Are there Aesculus species which are herbs (as opposed to trees or bushes) in habit? If not, what are common herbs with a compound-palmate form (as opposed to the simple-palmate form of Cannabis or the unrelated lookalike wildflower that was called “ditchweed” before that term was coopted by stoners for low-grade marijuana [the reason I’m not giving its actual name here – Google search was extremely useless])? I’ve seen plants with the buckeye/horse chestnut leaf form but herbaceous, not woody, in nature.

Polycarp, your question is kinda wide, and not ringing any of my Bot bells from your description. A palmate leaf is a good way to be plantwise, so many species have it. Ie: it’s structurally successful: good way to utilize light. If you are trying to ID a plant, the flower always helps immensely.

Otherwise, your question is vague to me.

The best speaker introduction I ever heard was for a bald guy from Ohio. The host said he always wondered why people from Ohio were called “buckeyes”. He looked it up in the dictionary and discovered that it described the speaker precisely, to wit: “A hairless nut, with no commercial value.”

True. It’s been a couple of years since I saw them, in the woods behind our former home here in rural NC. I guess my question is, “What plant is it that has leaves closely resembling those of buckeye/horse chestnut trees, but which is a ground-hugging herb rather than a tree or bush? Is it a taxonomic relative of them, or just something with similar leaf shape?” Location, of course, would be forest understory in the Carolinas. I didn’t see them flowering, so have no clue there; the unusual leaf shape was what made me take notice of them.

There are many woody shrub cultivars avail of the genus Potentilla but are also many herbaceous varieties as well.

I had learned one of the herbaceous ones as the common name Cinquefoil, it grew as a weed in my parents garden out front (in Michigan).
Back in our high school days, many referred to this as “fake pot”.

AKA cinquefoils.

I had always heard the shrub varieties referred to by their genus name Potentilla, (which do not have a palmately compound leaf, btw.)

Now I see from the wiki link that they are all Cinquefoils, like Squink says.
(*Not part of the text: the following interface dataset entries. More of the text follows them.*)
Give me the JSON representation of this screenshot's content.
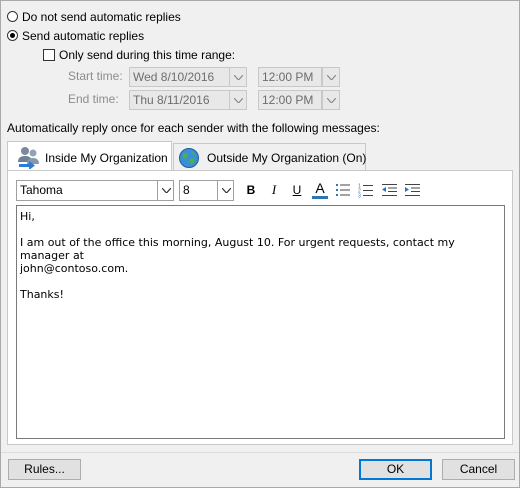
{
  "options": {
    "no_replies_label": "Do not send automatic replies",
    "send_replies_label": "Send automatic replies",
    "time_range_label": "Only send during this time range:"
  },
  "time_range": {
    "start_label": "Start time:",
    "start_date": "Wed 8/10/2016",
    "start_time": "12:00 PM",
    "end_label": "End time:",
    "end_date": "Thu 8/11/2016",
    "end_time": "12:00 PM"
  },
  "instruction": "Automatically reply once for each sender with the following messages:",
  "tabs": [
    {
      "label": "Inside My Organization",
      "icon": "people-icon",
      "active": true
    },
    {
      "label": "Outside My Organization (On)",
      "icon": "globe-icon",
      "active": false
    }
  ],
  "toolbar": {
    "font_name": "Tahoma",
    "font_size": "8",
    "bold": "B",
    "italic": "I",
    "underline": "U",
    "font_color": "A",
    "font_color_value": "#2e75b6"
  },
  "message": {
    "lines": [
      "Hi,",
      "",
      "I am out of the office this morning, August 10. For urgent requests, contact my manager at",
      "john@contoso.com.",
      "",
      "Thanks!"
    ]
  },
  "footer": {
    "rules_label": "Rules...",
    "ok_label": "OK",
    "cancel_label": "Cancel"
  }
}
Common names can vary much from region to region.

“You say crawfish, I say craydad, I say crayfish, you say crawdad…”

~decides to call the whole thing off and figure a way out of this corny joke attempt, it just didn’t go as expected~ :o

Oh! I live in Missouri, where might I find this?